Wednesday, July 29, 2009

The Author of Anne of Green Gables

I have been reading the selected journals of L.M. Montgomery, the woman who wrote all the Anne of Green Gables books (as well as many others), and have enjoyed the journals very much. I don't usually read the journals and letters of even my favorite authors, but I'm glad I have made her acquaintance because they make such fascinating reading material.

Maud (as she preferred to be called) did not have an easy life. Her mother died when she was very young and her father went to Western Canada and remarried, leaving her to be raised by her maternal grandparents, who meant well but had no idea how to handle such an imaginative, high-spirited young girl. The first volume of the journals shows how much Anne resembles her creator. Maud's account of her girlhood shows her to be fun-loving and popular, yet intelligent and sensitive. She was more boy-crazy than Anne, but that just adds to the interest of her life story. The first volume records many young men who fell in love with her, but she only cared for a few--and married none of them because she had high standards and none of these men came up to the mark.

After graduating from teacher's college and a special course at a university (she longed to get a B.A. but could not afford it), Maud taught school for several years and spent some time as a newspaper journalist. The whole time she was writing stories and poems, and soon began to publish them. When her grandfather died, she was obligated to return to her childhood home and live with her grandmother. It was a hard time for her--I will leave out the details to keep this short and to leave some surprises should you want to read her life story--but also fruitful, because Anne of Green Gables was written during this time. Before her grandmother died, Maud became engaged to Rev. Ewan Macdonald, but they could not be married until she was free to move away.

The second book, which I have just finished, recounts her marriage and the birth of her three sons (one was stillborn), and the Great War which affected a whole generation. She used her journal to supply the material for Rilla of Ingleside, a novel about Anne's youngest daughter. Maud did not have an easy time even as a married woman, although she adored her sons, because as a minister's wife she was forced to behave with perfect propriety. Worse, she could not confide in any of the women who lived nearby and her best friends lived far away. Therefore, she used her journal as a confidant in which to pour out all her feelings. Yet even as a young girl, her writing talent is such that I enjoyed reading every entry as much as if I were reading a revised and polished novel. The same could definitely not be said of my teenage diaries, I promise you!

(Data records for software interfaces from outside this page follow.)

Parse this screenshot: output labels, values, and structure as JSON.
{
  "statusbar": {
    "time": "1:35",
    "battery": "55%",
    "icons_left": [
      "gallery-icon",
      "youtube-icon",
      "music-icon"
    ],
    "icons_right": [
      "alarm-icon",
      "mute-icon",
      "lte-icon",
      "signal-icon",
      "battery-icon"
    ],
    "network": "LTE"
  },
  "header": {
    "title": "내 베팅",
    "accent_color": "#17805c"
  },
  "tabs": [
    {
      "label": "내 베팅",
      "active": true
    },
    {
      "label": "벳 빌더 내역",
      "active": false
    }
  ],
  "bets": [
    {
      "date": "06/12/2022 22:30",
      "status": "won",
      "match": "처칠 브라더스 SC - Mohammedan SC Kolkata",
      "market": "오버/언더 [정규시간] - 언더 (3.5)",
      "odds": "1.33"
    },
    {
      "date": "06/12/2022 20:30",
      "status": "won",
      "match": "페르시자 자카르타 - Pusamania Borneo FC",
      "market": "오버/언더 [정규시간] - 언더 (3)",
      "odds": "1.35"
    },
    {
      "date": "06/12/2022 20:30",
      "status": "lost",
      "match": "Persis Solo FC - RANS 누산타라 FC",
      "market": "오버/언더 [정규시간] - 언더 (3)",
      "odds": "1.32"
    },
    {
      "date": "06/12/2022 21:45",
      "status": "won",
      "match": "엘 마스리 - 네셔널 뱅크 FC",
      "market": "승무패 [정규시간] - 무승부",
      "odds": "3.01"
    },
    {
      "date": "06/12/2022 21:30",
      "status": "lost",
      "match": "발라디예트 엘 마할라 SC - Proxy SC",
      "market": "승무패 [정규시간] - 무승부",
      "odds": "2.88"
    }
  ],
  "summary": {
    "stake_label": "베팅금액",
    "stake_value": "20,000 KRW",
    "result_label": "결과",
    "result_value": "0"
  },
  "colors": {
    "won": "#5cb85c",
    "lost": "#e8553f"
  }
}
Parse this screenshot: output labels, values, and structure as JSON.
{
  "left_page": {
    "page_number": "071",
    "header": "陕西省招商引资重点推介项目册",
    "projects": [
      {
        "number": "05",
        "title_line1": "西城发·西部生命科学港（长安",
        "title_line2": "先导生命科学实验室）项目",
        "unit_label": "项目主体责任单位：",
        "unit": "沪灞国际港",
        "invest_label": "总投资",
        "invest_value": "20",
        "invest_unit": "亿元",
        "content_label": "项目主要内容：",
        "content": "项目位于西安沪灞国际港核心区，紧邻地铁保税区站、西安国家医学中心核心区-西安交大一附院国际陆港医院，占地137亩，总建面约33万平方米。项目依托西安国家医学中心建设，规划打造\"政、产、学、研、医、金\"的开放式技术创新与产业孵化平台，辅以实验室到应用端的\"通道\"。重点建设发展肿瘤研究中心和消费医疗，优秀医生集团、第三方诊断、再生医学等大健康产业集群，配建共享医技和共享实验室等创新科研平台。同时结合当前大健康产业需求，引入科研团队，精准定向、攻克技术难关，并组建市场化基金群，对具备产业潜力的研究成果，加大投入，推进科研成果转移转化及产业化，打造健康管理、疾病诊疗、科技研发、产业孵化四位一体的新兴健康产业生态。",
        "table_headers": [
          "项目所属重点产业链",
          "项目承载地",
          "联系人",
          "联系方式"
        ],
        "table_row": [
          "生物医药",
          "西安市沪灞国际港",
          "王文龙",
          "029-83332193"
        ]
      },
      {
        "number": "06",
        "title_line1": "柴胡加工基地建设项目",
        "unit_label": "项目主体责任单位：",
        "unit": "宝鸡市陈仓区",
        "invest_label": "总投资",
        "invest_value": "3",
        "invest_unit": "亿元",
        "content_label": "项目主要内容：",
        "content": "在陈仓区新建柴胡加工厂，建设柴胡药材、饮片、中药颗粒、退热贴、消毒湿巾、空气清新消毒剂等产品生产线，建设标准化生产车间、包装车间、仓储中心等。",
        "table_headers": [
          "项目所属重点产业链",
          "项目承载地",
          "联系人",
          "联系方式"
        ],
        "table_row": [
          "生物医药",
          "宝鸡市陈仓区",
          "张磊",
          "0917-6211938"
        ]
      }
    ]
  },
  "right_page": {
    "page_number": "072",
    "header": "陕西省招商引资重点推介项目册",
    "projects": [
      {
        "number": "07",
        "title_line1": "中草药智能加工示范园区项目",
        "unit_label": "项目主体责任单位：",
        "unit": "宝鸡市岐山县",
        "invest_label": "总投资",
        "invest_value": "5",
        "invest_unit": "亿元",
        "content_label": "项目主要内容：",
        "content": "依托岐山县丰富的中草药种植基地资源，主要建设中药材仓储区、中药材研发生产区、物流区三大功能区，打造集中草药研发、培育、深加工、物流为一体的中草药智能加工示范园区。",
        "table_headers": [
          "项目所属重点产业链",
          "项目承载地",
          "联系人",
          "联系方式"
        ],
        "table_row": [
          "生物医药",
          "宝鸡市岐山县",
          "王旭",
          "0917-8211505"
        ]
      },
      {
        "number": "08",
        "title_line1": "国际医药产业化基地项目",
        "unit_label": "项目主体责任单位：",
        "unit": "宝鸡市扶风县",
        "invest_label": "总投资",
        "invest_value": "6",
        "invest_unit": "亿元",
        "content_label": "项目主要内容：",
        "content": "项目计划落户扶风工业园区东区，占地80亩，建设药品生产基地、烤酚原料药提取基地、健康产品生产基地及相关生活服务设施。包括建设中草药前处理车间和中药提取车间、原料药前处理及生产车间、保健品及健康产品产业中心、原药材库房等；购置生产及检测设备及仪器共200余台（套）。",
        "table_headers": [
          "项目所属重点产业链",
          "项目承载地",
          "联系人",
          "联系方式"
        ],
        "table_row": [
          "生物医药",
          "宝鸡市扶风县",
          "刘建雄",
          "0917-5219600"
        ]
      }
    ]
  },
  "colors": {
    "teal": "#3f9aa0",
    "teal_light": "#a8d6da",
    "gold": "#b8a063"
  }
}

Maud was more judgmental and sharp-tongued than her books might suggest (at least in the privacy of her journal.) She probably skewered annoying people with words in her journal because she couldn't allow herself to offend them in person. Yet even when she was being catty, she was very funny and with a few words can capture the person she was describing to a T. The tone of the journals is like listening to a good friend sharing her inmost thoughts with you as her confidant.

Finally, I've been interested in the struggles Maud and her husband had with his chronic depression. As a Presbyterian minister who believed in the idea of predestination, he periodically became obsessed with the idea that he was eternally lost. This would throw him into such despair that he was unable to sleep or be any use to his family. This caused his wife much worry and many sleepless nights, although she remained rational and was able to function and to keep writing whereas many women would have broken down completely. Still, I kept wishing that BOTH of them could have had access to the medications and therapy we have available today. Such suffering people endured even 50 years ago that today can usually be controlled or at least alleviated. I certainly am thankful that I live now and not 100 years ago!

It wasn't just mental suffering that people endured, either--I became aware of how much we owe to the discovery of antibiotics, as Montgomery describes episodes of various ailments that could be cured with a week's worth of medicine today. Montgomery's journals provide a fascinating look into a world very different from our own, while her perception of human nature shows that people haven't changed very much at all.


1 comment:

  1. OH! I remember reading a formidable post on Montgomery months ago. It was by but I can't find the post. If you ask she'll tell you where to find it, if you care to read. She's an amazing writer anyway. You should go on over.